From the first line to the last, print the data exactly as it appears.

________________________

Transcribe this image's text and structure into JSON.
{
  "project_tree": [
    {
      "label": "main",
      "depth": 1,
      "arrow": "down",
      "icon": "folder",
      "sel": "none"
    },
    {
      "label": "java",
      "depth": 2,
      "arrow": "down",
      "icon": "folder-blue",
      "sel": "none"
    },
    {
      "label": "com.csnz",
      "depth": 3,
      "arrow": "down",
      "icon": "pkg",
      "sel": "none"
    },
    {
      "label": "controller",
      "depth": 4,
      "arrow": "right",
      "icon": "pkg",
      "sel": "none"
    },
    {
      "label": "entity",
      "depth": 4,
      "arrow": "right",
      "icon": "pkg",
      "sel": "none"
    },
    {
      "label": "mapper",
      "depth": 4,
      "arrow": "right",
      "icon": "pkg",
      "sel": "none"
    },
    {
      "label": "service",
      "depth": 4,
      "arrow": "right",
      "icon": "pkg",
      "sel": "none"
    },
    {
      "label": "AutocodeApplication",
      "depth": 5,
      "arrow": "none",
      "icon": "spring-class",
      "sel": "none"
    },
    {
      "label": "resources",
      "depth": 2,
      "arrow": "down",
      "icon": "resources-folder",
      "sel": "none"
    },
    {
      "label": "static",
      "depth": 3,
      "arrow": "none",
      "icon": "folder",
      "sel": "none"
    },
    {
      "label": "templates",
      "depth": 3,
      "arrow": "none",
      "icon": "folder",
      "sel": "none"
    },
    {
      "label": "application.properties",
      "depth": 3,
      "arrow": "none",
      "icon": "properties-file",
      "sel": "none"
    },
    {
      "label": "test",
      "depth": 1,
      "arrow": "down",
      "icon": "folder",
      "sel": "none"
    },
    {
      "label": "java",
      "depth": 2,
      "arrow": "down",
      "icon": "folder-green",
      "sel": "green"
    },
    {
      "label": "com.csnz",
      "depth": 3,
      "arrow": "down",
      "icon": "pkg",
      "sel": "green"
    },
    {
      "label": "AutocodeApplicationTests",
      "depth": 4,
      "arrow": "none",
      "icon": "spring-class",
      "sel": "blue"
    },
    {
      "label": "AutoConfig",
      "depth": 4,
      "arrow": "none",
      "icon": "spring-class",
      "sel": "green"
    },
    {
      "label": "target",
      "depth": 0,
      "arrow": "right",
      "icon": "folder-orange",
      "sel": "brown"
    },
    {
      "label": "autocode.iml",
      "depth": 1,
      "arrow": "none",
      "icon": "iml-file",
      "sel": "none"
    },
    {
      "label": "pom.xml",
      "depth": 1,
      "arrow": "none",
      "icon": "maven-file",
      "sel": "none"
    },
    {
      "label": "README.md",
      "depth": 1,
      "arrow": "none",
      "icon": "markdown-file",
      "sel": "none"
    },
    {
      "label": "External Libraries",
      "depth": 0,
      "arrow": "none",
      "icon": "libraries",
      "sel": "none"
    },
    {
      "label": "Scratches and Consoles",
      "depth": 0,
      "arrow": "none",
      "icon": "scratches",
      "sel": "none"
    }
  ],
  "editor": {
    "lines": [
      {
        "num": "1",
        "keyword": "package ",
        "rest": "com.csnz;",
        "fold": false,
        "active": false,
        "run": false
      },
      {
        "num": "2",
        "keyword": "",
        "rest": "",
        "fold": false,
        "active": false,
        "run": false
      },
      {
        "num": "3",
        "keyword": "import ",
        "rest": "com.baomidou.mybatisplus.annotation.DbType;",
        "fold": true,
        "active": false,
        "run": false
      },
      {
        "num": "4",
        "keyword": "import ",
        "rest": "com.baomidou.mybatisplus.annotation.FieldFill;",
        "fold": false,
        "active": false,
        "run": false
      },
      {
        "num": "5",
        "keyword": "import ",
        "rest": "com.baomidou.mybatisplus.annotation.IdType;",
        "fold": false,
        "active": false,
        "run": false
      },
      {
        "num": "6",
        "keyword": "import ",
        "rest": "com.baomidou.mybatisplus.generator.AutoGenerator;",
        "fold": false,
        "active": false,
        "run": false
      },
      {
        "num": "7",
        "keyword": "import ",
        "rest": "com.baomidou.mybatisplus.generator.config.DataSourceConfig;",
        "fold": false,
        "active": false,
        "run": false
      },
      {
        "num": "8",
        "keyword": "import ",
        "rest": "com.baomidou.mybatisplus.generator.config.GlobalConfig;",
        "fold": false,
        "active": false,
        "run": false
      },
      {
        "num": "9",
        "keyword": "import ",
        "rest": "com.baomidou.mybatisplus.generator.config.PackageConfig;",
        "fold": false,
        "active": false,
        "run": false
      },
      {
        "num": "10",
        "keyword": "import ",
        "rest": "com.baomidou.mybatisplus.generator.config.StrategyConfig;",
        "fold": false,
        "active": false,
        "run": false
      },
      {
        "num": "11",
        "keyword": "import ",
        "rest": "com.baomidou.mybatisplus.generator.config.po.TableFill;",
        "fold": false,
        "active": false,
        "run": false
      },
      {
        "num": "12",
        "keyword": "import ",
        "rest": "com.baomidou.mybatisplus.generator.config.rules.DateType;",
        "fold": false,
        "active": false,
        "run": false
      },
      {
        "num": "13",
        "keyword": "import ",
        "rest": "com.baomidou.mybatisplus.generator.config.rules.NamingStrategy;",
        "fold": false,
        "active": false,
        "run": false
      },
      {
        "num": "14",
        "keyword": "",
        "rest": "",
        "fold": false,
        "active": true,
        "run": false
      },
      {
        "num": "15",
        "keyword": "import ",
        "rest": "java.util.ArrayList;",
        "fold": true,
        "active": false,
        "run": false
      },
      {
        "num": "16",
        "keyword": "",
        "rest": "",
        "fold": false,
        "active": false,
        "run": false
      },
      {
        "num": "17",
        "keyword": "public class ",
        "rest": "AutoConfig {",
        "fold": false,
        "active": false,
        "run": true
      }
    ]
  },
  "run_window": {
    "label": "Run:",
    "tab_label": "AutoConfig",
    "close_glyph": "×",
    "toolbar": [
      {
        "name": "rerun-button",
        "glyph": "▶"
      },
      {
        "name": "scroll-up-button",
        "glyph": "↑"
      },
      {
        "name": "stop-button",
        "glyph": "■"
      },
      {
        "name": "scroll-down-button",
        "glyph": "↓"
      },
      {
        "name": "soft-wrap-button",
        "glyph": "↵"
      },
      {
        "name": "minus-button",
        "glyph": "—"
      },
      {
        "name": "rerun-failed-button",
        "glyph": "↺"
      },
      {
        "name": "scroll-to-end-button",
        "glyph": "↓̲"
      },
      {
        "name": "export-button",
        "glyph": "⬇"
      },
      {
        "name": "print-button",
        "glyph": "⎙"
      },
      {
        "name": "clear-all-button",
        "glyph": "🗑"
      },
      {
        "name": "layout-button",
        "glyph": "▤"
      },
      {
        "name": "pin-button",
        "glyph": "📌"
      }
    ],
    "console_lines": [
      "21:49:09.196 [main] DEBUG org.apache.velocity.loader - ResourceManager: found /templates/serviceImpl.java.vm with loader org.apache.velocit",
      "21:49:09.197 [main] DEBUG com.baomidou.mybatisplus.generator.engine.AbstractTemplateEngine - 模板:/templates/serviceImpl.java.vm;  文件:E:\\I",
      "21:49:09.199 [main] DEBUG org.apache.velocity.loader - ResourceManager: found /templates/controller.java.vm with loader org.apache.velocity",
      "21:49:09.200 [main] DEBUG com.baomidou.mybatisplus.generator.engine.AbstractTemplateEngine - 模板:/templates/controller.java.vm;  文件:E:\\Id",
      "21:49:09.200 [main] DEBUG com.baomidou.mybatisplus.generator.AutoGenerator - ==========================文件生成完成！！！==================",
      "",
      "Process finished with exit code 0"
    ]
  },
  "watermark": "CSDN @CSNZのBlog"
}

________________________

*Reply to the task*
Transcribe this image's text and structure into JSON.
{
  "project_tree": [
    {
      "label": "main",
      "depth": 1,
      "arrow": "down",
      "icon": "folder",
      "sel": "none"
    },
    {
      "label": "java",
      "depth": 2,
      "arrow": "down",
      "icon": "folder-blue",
      "sel": "none"
    },
    {
      "label": "com.csnz",
      "depth": 3,
      "arrow": "down",
      "icon": "pkg",
      "sel": "none"
    },
    {
      "label": "controller",
      "depth": 4,
      "arrow": "right",
      "icon": "pkg",
      "sel": "none"
    },
    {
      "label": "entity",
      "depth": 4,
      "arrow": "right",
      "icon": "pkg",
      "sel": "none"
    },
    {
      "label": "mapper",
      "depth": 4,
      "arrow": "right",
      "icon": "pkg",
      "sel": "none"
    },
    {
      "label": "service",
      "depth": 4,
      "arrow": "right",
      "icon": "pkg",
      "sel": "none"
    },
    {
      "label": "AutocodeApplication",
      "depth": 5,
      "arrow": "none",
      "icon": "spring-class",
      "sel": "none"
    },
    {
      "label": "resources",
      "depth": 2,
      "arrow": "down",
      "icon": "resources-folder",
      "sel": "none"
    },
    {
      "label": "static",
      "depth": 3,
      "arrow": "none",
      "icon": "folder",
      "sel": "none"
    },
    {
      "label": "templates",
      "depth": 3,
      "arrow": "none",
      "icon": "folder",
      "sel": "none"
    },
    {
      "label": "application.properties",
      "depth": 3,
      "arrow": "none",
      "icon": "properties-file",
      "sel": "none"
    },
    {
      "label": "test",
      "depth": 1,
      "arrow": "down",
      "icon": "folder",
      "sel": "none"
    },
    {
      "label": "java",
      "depth": 2,
      "arrow": "down",
      "icon": "folder-green",
      "sel": "green"
    },
    {
      "label": "com.csnz",
      "depth": 3,
      "arrow": "down",
      "icon": "pkg",
      "sel": "green"
    },
    {
      "label": "AutocodeApplicationTests",
      "depth": 4,
      "arrow": "none",
      "icon": "spring-class",
      "sel": "blue"
    },
    {
      "label": "AutoConfig",
      "depth": 4,
      "arrow": "none",
      "icon": "spring-class",
      "sel": "green"
    },
    {
      "label": "target",
      "depth": 0,
      "arrow": "right",
      "icon": "folder-orange",
      "sel": "brown"
    },
    {
      "label": "autocode.iml",
      "depth": 1,
      "arrow": "none",
      "icon": "iml-file",
      "sel": "none"
    },
    {
      "label": "pom.xml",
      "depth": 1,
      "arrow": "none",
      "icon": "maven-file",
      "sel": "none"
    },
    {
      "label": "README.md",
      "depth": 1,
      "arrow": "none",
      "icon": "markdown-file",
      "sel": "none"
    },
    {
      "label": "External Libraries",
      "depth": 0,
      "arrow": "none",
      "icon": "libraries",
      "sel": "none"
    },
    {
      "label": "Scratches and Consoles",
      "depth": 0,
      "arrow": "none",
      "icon": "scratches",
      "sel": "none"
    }
  ],
  "editor": {
    "lines": [
      {
        "num": "1",
        "keyword": "package ",
        "rest": "com.csnz;",
        "fold": false,
        "active": false,
        "run": false
      },
      {
        "num": "2",
        "keyword": "",
        "rest": "",
        "fold": false,
        "active": false,
        "run": false
      },
      {
        "num": "3",
        "keyword": "import ",
        "rest": "com.baomidou.mybatisplus.annotation.DbType;",
        "fold": true,
        "active": false,
        "run": false
      },
      {
        "num": "4",
        "keyword": "import ",
        "rest": "com.baomidou.mybatisplus.annotation.FieldFill;",
        "fold": false,
        "active": false,
        "run": false
      },
      {
        "num": "5",
        "keyword": "import ",
        "rest": "com.baomidou.mybatisplus.annotation.IdType;",
        "fold": false,
        "active": false,
        "run": false
      },
      {
        "num": "6",
        "keyword": "import ",
        "rest": "com.baomidou.mybatisplus.generator.AutoGenerator;",
        "fold": false,
        "active": false,
        "run": false
      },
      {
        "num": "7",
        "keyword": "import ",
        "rest": "com.baomidou.mybatisplus.generator.config.DataSourceConfig;",
        "fold": false,
        "active": false,
        "run": false
      },
      {
        "num": "8",
        "keyword": "import ",
        "rest": "com.baomidou.mybatisplus.generator.config.GlobalConfig;",
        "fold": false,
        "active": false,
        "run": false
      },
      {
        "num": "9",
        "keyword": "import ",
        "rest": "com.baomidou.mybatisplus.generator.config.PackageConfig;",
        "fold": false,
        "active": false,
        "run": false
      },
      {
        "num": "10",
        "keyword": "import ",
        "rest": "com.baomidou.mybatisplus.generator.config.StrategyConfig;",
        "fold": false,
        "active": false,
        "run": false
      },
      {
        "num": "11",
        "keyword": "import ",
        "rest": "com.baomidou.mybatisplus.generator.config.po.TableFill;",
        "fold": false,
        "active": false,
        "run": false
      },
      {
        "num": "12",
        "keyword": "import ",
        "rest": "com.baomidou.mybatisplus.generator.config.rules.DateType;",
        "fold": false,
        "active": false,
        "run": false
      },
      {
        "num": "13",
        "keyword": "import ",
        "rest": "com.baomidou.mybatisplus.generator.config.rules.NamingStrategy;",
        "fold": false,
        "active": false,
        "run": false
      },
      {
        "num": "14",
        "keyword": "",
        "rest": "",
        "fold": false,
        "active": true,
        "run": false
      },
      {
        "num": "15",
        "keyword": "import ",
        "rest": "java.util.ArrayList;",
        "fold": true,
        "active": false,
        "run": false
      },
      {
        "num": "16",
        "keyword": "",
        "rest": "",
        "fold": false,
        "active": false,
        "run": false
      },
      {
        "num": "17",
        "keyword": "public class ",
        "rest": "AutoConfig {",
        "fold": false,
        "active": false,
        "run": true
      }
    ]
  },
  "run_window": {
    "label": "Run:",
    "tab_label": "AutoConfig",
    "close_glyph": "×",
    "toolbar": [
      {
        "name": "rerun-button",
        "glyph": "▶"
      },
      {
        "name": "scroll-up-button",
        "glyph": "↑"
      },
      {
        "name": "stop-button",
        "glyph": "■"
      },
      {
        "name": "scroll-down-button",
        "glyph": "↓"
      },
      {
        "name": "soft-wrap-button",
        "glyph": "↵"
      },
      {
        "name": "minus-button",
        "glyph": "—"
      },
      {
        "name": "rerun-failed-button",
        "glyph": "↺"
      },
      {
        "name": "scroll-to-end-button",
        "glyph": "↓̲"
      },
      {
        "name": "export-button",
        "glyph": "⬇"
      },
      {
        "name": "print-button",
        "glyph": "⎙"
      },
      {
        "name": "clear-all-button",
        "glyph": "🗑"
      },
      {
        "name": "layout-button",
        "glyph": "▤"
      },
      {
        "name": "pin-button",
        "glyph": "📌"
      }
    ],
    "console_lines": [
      "21:49:09.196 [main] DEBUG org.apache.velocity.loader - ResourceManager: found /templates/serviceImpl.java.vm with loader org.apache.velocit",
      "21:49:09.197 [main] DEBUG com.baomidou.mybatisplus.generator.engine.AbstractTemplateEngine - 模板:/templates/serviceImpl.java.vm;  文件:E:\\I",
      "21:49:09.199 [main] DEBUG org.apache.velocity.loader - ResourceManager: found /templates/controller.java.vm with loader org.apache.velocity",
      "21:49:09.200 [main] DEBUG com.baomidou.mybatisplus.generator.engine.AbstractTemplateEngine - 模板:/templates/controller.java.vm;  文件:E:\\Id",
      "21:49:09.200 [main] DEBUG com.baomidou.mybatisplus.generator.AutoGenerator - ==========================文件生成完成！！！==================",
      "",
      "Process finished with exit code 0"
    ]
  },
  "watermark": "CSDN @CSNZのBlog"
}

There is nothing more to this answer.